### WHAT THE TASK ASKS
Copy out every line of the data that has the word "temp" somewhere in it.

(Recorded data)
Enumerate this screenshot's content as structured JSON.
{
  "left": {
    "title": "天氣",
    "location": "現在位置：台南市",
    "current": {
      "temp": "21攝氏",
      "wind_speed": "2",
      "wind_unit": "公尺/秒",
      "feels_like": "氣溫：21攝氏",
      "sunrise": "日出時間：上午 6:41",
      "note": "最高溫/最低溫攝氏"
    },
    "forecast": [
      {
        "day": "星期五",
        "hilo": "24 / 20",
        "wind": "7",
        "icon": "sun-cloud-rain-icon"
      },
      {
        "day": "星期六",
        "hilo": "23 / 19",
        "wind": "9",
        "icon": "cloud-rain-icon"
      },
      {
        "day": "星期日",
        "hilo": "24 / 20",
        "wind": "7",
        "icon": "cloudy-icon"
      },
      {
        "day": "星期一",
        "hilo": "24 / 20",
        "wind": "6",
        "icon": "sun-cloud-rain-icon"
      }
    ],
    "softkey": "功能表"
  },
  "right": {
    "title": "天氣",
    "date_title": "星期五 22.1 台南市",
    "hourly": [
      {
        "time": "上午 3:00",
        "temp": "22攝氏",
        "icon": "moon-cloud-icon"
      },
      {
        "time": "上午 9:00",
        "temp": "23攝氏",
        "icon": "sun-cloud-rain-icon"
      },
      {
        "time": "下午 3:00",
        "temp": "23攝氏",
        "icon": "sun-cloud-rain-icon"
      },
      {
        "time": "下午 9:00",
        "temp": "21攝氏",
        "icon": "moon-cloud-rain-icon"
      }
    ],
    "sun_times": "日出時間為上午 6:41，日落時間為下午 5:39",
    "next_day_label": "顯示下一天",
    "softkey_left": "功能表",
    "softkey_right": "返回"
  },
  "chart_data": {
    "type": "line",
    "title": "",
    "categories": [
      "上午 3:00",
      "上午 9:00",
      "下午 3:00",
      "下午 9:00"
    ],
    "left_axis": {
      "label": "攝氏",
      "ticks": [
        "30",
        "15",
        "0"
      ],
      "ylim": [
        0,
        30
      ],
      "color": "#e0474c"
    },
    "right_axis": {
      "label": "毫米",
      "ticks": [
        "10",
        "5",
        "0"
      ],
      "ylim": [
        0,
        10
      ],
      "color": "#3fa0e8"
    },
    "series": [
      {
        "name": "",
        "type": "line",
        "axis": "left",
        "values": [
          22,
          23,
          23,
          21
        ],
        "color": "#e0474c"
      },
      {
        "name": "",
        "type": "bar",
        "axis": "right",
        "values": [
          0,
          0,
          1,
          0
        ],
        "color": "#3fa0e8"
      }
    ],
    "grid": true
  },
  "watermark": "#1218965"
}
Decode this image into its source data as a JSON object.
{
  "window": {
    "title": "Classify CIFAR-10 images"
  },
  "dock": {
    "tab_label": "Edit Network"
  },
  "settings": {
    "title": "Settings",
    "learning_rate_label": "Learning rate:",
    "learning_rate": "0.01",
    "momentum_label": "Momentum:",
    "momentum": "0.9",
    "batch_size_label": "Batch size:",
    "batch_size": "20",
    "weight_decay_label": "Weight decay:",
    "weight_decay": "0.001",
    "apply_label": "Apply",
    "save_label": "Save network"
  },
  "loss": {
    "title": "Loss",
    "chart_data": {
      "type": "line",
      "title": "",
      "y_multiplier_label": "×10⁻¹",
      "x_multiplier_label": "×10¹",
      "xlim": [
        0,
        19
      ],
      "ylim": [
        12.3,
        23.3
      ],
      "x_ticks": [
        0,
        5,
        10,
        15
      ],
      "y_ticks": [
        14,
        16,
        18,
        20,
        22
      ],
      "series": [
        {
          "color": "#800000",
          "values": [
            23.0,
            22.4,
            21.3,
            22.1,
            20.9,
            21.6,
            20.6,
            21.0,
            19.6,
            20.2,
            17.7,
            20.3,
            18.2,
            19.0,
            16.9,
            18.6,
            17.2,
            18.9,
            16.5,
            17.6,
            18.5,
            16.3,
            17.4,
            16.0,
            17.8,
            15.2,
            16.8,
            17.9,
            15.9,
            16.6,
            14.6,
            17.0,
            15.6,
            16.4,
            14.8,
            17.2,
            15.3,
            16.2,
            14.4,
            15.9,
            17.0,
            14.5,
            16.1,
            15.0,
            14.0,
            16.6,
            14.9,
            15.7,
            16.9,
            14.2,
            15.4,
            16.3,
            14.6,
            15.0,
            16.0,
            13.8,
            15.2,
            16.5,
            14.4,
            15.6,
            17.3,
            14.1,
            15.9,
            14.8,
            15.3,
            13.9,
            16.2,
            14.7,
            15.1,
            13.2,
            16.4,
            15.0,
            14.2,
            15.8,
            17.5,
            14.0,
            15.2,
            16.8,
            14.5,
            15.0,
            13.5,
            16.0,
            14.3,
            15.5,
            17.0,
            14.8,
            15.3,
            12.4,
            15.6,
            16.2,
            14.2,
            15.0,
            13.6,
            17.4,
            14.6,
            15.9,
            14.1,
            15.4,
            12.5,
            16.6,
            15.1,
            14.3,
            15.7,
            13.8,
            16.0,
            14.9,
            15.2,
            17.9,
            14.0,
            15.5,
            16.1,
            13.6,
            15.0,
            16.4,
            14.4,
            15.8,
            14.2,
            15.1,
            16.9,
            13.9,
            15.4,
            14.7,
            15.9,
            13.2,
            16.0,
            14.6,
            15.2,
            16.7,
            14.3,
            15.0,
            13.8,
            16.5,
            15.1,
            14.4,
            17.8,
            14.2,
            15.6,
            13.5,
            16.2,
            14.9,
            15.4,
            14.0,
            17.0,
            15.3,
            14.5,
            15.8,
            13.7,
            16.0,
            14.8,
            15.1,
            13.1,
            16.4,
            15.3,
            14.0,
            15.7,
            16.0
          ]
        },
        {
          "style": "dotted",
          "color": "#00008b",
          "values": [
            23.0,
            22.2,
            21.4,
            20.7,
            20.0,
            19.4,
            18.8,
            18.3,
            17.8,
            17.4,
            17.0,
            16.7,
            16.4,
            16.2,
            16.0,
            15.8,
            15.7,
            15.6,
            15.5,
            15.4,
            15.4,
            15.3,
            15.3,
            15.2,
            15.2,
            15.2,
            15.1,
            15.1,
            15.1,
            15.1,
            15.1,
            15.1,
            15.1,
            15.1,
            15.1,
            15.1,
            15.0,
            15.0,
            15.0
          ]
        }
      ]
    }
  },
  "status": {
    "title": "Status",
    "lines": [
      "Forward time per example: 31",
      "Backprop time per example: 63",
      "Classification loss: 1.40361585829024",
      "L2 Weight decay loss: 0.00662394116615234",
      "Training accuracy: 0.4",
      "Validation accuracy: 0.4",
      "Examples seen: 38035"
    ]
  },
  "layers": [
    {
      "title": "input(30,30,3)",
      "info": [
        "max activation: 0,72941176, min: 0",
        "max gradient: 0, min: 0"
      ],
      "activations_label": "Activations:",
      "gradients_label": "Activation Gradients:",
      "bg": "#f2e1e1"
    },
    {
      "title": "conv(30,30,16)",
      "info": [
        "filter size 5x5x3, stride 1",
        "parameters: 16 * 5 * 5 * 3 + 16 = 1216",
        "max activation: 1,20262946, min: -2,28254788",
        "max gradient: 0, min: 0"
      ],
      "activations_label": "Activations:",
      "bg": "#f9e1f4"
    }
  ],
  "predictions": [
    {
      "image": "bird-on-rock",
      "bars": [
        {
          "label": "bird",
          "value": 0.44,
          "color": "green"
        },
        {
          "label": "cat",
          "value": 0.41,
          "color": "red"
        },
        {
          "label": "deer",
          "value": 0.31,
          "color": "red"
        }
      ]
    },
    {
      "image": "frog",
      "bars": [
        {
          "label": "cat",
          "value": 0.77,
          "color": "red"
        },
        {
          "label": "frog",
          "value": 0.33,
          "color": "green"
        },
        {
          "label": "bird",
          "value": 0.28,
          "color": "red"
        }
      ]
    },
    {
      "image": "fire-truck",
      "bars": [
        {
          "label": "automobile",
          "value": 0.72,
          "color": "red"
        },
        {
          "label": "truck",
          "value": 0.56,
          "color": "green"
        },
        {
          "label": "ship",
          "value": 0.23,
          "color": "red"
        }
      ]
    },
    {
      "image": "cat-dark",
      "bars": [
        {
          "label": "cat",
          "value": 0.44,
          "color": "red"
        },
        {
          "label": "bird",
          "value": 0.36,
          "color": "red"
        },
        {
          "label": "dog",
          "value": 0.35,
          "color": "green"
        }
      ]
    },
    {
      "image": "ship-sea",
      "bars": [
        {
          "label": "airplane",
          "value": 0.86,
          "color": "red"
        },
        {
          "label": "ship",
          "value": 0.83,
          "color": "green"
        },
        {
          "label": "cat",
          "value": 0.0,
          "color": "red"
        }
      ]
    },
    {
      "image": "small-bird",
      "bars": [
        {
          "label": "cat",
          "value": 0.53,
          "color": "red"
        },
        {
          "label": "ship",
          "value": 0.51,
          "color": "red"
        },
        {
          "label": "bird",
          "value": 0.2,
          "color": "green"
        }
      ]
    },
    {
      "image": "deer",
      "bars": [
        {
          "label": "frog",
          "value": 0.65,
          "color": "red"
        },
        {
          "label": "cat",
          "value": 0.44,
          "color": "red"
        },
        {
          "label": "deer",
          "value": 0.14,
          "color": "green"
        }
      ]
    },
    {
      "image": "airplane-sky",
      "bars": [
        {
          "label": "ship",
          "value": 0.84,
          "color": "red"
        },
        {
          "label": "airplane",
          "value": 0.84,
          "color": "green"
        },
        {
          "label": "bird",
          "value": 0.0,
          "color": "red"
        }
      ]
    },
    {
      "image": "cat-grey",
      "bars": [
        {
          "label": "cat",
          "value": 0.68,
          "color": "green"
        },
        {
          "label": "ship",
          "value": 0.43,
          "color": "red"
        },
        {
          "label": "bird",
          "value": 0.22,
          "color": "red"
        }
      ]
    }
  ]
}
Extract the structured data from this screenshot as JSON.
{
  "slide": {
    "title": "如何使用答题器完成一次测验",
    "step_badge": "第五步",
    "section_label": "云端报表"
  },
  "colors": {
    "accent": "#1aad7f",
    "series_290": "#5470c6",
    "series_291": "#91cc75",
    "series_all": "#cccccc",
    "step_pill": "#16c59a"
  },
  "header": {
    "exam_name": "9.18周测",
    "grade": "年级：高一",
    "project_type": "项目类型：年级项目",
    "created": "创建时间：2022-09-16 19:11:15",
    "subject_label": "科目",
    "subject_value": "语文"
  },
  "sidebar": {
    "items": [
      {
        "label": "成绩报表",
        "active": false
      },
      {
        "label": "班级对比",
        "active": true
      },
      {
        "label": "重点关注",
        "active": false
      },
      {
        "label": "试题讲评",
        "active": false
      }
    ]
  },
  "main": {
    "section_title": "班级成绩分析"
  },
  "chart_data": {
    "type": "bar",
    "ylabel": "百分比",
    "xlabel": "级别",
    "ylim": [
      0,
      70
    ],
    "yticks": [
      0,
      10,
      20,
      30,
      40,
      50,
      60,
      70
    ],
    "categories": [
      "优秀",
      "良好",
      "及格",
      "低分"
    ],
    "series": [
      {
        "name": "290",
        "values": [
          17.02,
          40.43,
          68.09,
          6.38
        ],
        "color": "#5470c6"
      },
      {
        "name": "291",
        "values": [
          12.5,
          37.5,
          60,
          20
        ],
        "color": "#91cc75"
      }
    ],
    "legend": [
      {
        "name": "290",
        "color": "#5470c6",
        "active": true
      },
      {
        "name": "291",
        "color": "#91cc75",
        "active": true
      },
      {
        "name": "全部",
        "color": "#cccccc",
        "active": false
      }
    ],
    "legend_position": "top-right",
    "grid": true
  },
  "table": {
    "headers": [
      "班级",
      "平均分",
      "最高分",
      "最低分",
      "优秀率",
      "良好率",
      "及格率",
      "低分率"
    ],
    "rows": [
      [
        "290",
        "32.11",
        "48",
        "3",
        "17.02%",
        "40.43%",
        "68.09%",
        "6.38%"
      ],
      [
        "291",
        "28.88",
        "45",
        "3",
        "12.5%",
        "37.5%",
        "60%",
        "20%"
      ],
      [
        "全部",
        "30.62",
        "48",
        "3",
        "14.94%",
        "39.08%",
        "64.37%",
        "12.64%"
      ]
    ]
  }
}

### SOLUTION
      "temp": "21攝氏",
        "temp": "22攝氏",
        "temp": "23攝氏",
        "temp": "23攝氏",
        "temp": "21攝氏",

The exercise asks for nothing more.